Tagged RNA Polymerases and Method for Producing Them
Inventors: Robert Landick, Rachel Mooney
The Wisconsin Alumni Research Foundation (WARF) is seeking commercial partners interested in developing DNA constructs to create strains of E. coli that produce several different types of tagged RNA polymerases.
Much of the research on RNA transcription is focused on the action of RNA polymerases. Thus, improved methods for purifying and characterizing RNA polymerase greatly enhance studies of transcription. E. coli RNA polymerase is a multisubunit protein that consists in part of two large subunits, beta prime (155 kd) and beta (150 kd).

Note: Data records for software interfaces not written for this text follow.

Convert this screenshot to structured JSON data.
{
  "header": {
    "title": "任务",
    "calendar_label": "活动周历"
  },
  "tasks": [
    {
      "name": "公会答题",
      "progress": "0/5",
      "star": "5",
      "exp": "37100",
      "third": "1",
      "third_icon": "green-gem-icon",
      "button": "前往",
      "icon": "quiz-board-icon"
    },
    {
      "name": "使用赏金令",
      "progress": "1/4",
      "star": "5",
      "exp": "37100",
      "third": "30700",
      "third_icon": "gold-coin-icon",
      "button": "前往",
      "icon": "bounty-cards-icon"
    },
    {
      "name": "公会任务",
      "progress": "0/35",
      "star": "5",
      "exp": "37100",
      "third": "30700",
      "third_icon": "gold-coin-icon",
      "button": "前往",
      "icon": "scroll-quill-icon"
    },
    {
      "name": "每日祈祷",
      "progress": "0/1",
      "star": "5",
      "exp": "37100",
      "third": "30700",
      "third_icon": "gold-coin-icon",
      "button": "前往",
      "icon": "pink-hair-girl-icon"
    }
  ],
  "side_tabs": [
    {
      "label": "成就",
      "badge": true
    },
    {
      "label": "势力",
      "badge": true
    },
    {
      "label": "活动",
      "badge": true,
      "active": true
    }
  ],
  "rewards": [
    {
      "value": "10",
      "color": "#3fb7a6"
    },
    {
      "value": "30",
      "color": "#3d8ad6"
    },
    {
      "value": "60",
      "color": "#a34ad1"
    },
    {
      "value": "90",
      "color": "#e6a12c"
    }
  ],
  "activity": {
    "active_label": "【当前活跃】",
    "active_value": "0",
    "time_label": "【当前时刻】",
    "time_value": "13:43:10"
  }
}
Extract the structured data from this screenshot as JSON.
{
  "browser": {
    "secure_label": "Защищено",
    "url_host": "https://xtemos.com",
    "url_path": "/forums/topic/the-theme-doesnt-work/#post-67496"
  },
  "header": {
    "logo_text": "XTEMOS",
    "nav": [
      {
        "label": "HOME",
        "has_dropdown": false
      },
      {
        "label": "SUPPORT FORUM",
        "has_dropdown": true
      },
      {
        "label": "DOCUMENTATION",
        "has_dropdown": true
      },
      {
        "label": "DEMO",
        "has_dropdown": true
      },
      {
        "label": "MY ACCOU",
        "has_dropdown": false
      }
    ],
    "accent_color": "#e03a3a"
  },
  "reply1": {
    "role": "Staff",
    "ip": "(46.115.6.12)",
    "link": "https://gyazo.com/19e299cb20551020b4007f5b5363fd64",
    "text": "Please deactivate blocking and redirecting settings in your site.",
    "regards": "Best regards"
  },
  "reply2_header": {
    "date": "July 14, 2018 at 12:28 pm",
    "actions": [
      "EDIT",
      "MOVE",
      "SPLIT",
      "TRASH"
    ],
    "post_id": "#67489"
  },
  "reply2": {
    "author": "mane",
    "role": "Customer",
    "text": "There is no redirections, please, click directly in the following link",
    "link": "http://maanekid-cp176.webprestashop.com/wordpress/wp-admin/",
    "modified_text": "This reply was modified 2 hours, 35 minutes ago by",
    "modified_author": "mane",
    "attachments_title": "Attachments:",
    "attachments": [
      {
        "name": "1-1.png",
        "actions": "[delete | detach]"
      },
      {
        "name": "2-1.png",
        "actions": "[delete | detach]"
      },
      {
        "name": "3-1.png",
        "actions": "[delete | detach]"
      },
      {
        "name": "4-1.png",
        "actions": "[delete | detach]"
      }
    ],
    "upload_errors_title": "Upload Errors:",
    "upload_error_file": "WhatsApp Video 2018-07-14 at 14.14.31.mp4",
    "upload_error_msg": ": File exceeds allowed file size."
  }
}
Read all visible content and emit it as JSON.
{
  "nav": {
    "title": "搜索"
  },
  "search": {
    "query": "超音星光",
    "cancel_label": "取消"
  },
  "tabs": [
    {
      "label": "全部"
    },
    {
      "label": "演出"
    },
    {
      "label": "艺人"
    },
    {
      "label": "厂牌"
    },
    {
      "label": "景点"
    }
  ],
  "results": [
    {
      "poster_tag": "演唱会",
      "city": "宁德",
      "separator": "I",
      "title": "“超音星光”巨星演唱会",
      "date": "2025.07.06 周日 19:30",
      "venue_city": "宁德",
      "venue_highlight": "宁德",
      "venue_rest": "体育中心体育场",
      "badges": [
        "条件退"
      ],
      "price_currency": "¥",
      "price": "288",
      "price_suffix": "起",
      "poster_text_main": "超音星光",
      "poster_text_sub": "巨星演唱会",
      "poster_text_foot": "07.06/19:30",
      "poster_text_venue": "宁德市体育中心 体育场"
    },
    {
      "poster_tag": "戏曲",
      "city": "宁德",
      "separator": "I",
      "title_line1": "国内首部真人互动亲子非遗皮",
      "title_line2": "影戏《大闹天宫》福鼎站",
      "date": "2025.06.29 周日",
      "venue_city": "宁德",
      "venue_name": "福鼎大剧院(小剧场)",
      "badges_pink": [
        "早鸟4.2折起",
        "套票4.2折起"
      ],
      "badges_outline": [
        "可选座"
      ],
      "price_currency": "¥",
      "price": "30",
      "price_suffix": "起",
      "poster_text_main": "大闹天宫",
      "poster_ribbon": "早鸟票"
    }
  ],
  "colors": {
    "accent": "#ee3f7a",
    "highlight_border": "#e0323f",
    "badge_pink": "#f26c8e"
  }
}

UW-Madison researchers have developed DNA constructs to create strains of E. coli (RL916 and RL1200) that produce several different types of tagged RNA polymerases. This technique yields E. coli strains that produce RNA polymerase with tags on the C-terminus of the beta prime subunit, a position that can be derivatized without adverse effects on enzyme activity. Biochemical tags that have been added include S. aureus protein A, E. coli biotin carrier protein, green fluorescent protein and beta galactosidase.
- The tagged RNA polymerases can be used in affinity purification, immobilized transcription, visualization of RNA polymerases in vivo and single molecule transcription.
- The modified RNA polymerases also can be immobilized and used in drug screening, such as screens for transcription inhibitors.
- The strains produce only the desired, modified RNA polymerase, greatly increasing yield and simplifying purification.